Howard University received a $1.7 million grant from the CDC Foundation. Designed to reach historically marginalized and disadvantaged populations during public health crises, the endeavor has been dubbed Project REFOCUS.
Project REFOCUS takes a closer look at the intersecting pandemics of racism and Covid-19 and provides information to the communities most directly impacted. The project takes a look at the stereotypes surrounding the Covid-19 pandemic as well as the historical and present-day ways structural racism influences the social determinants of health and health access among diverse communities.
“During crises, fear can have a counter effect on access and adherence to community-level mitigation efforts,” said Monica Ponder, Ph.D., an epidemiologist and assistant professor of health communication in the Department of Communication, Culture and Media Studies at Howard University. “Chronic stress is an important pathway by which stigma influences physical and mental health. That can become a vicious cycle, fueled by racism and bias. Public health crisis communications must also recognize the historical trauma, lived experiences, and political climate in which people reside … to ignore this context is malpractice.”

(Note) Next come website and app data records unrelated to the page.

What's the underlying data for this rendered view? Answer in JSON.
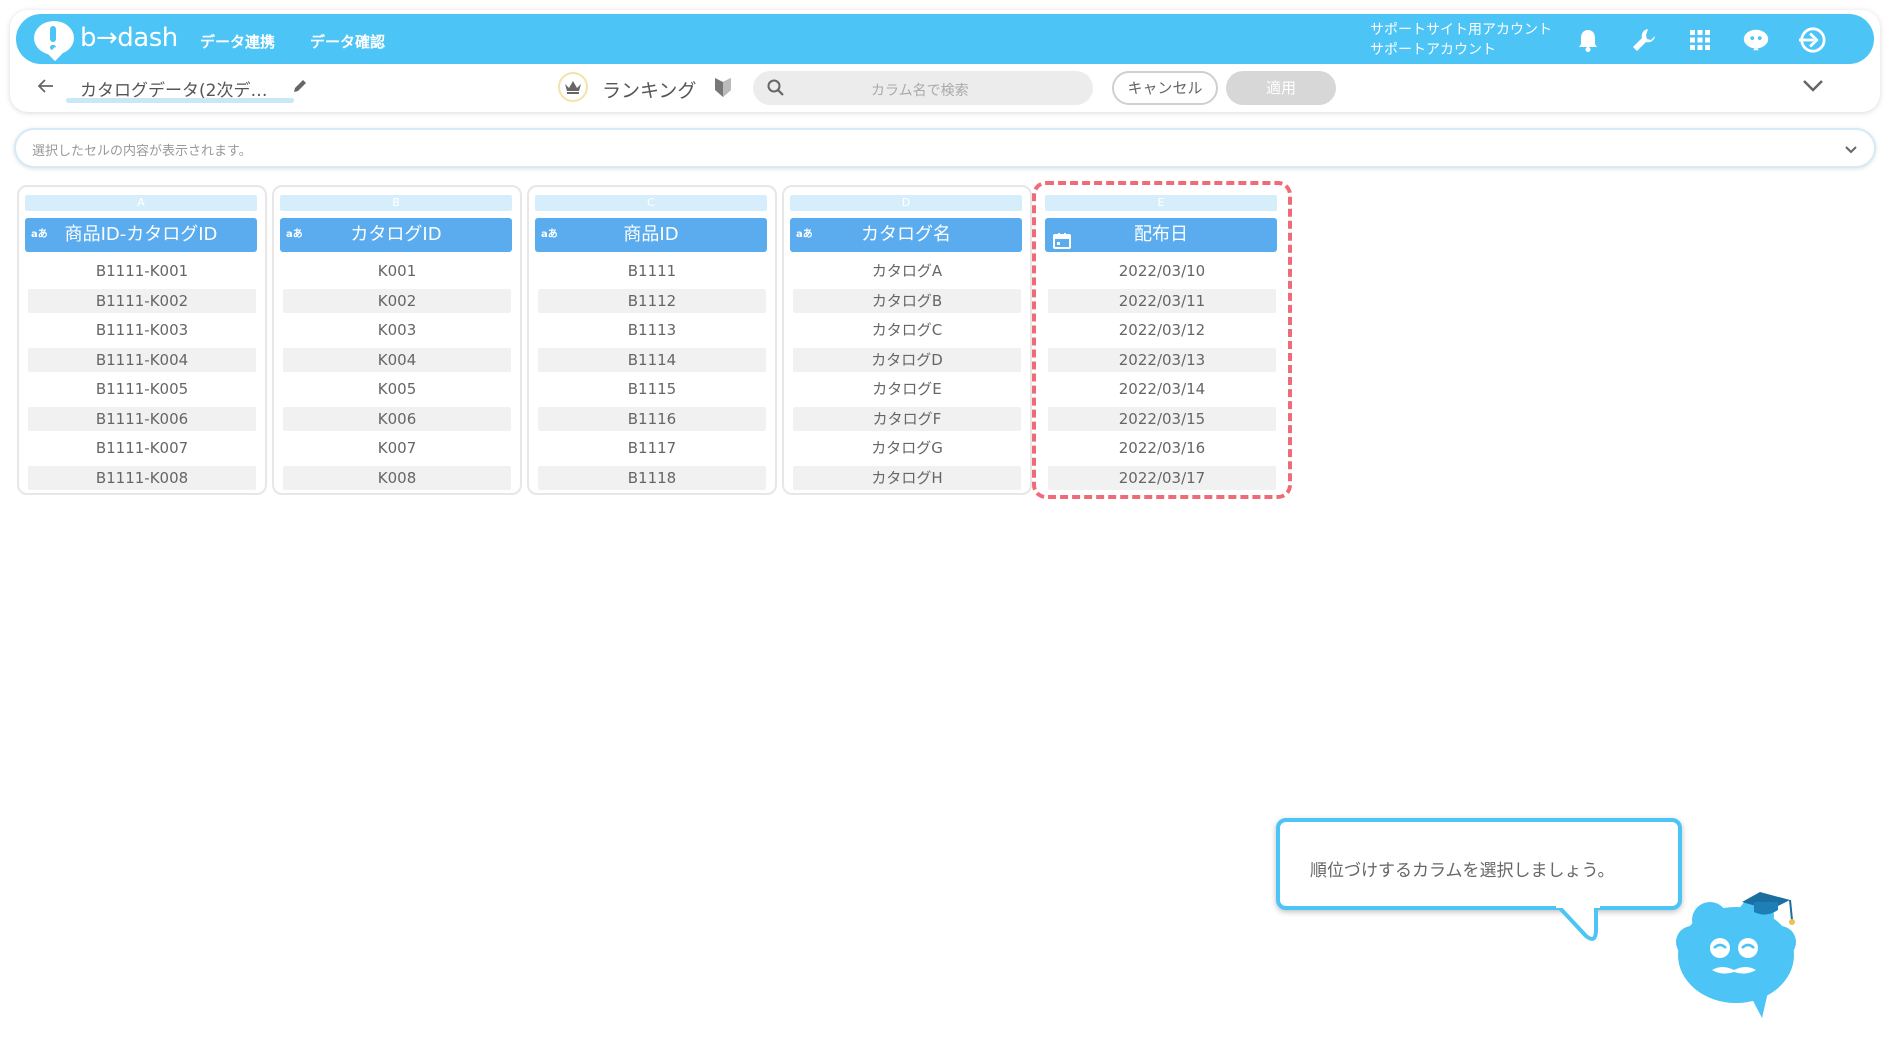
{
  "header": {
    "logo_text": "b→dash",
    "nav": [
      "データ連携",
      "データ確認"
    ],
    "account_line1": "サポートサイト用アカウント",
    "account_line2": "サポートアカウント",
    "brand_color": "#4cc4f5"
  },
  "subbar": {
    "title": "カタログデータ(2次デ…",
    "ranking_label": "ランキング",
    "search_placeholder": "カラム名で検索",
    "cancel_label": "キャンセル",
    "apply_label": "適用"
  },
  "cellbar": {
    "placeholder": "選択したセルの内容が表示されます。"
  },
  "columns": [
    {
      "letter": "A",
      "type_badge": "aあ",
      "header": "商品ID-カタログID",
      "cells": [
        "B1111-K001",
        "B1111-K002",
        "B1111-K003",
        "B1111-K004",
        "B1111-K005",
        "B1111-K006",
        "B1111-K007",
        "B1111-K008"
      ]
    },
    {
      "letter": "B",
      "type_badge": "aあ",
      "header": "カタログID",
      "cells": [
        "K001",
        "K002",
        "K003",
        "K004",
        "K005",
        "K006",
        "K007",
        "K008"
      ]
    },
    {
      "letter": "C",
      "type_badge": "aあ",
      "header": "商品ID",
      "cells": [
        "B1111",
        "B1112",
        "B1113",
        "B1114",
        "B1115",
        "B1116",
        "B1117",
        "B1118"
      ]
    },
    {
      "letter": "D",
      "type_badge": "aあ",
      "header": "カタログ名",
      "cells": [
        "カタログA",
        "カタログB",
        "カタログC",
        "カタログD",
        "カタログE",
        "カタログF",
        "カタログG",
        "カタログH"
      ]
    },
    {
      "letter": "E",
      "type_badge": "calendar-icon",
      "header": "配布日",
      "cells": [
        "2022/03/10",
        "2022/03/11",
        "2022/03/12",
        "2022/03/13",
        "2022/03/14",
        "2022/03/15",
        "2022/03/16",
        "2022/03/17"
      ]
    }
  ],
  "tooltip": {
    "text": "順位づけするカラムを選択しましょう。"
  },
  "colors": {
    "header_blue": "#5aacee",
    "highlight": "#ef6b78"
  }
}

The project – officially, Racial Ethnic Framing of Community-Informed and Unifying Surveillance, or REFOCUS – will study Covid-19-related stigma and discrimination in communities of concern, and provide real-time information for public health officials, members of the public, and policymakers to help them reach populations at increased risk by building trust between essential and frontline workers and the communities they serve.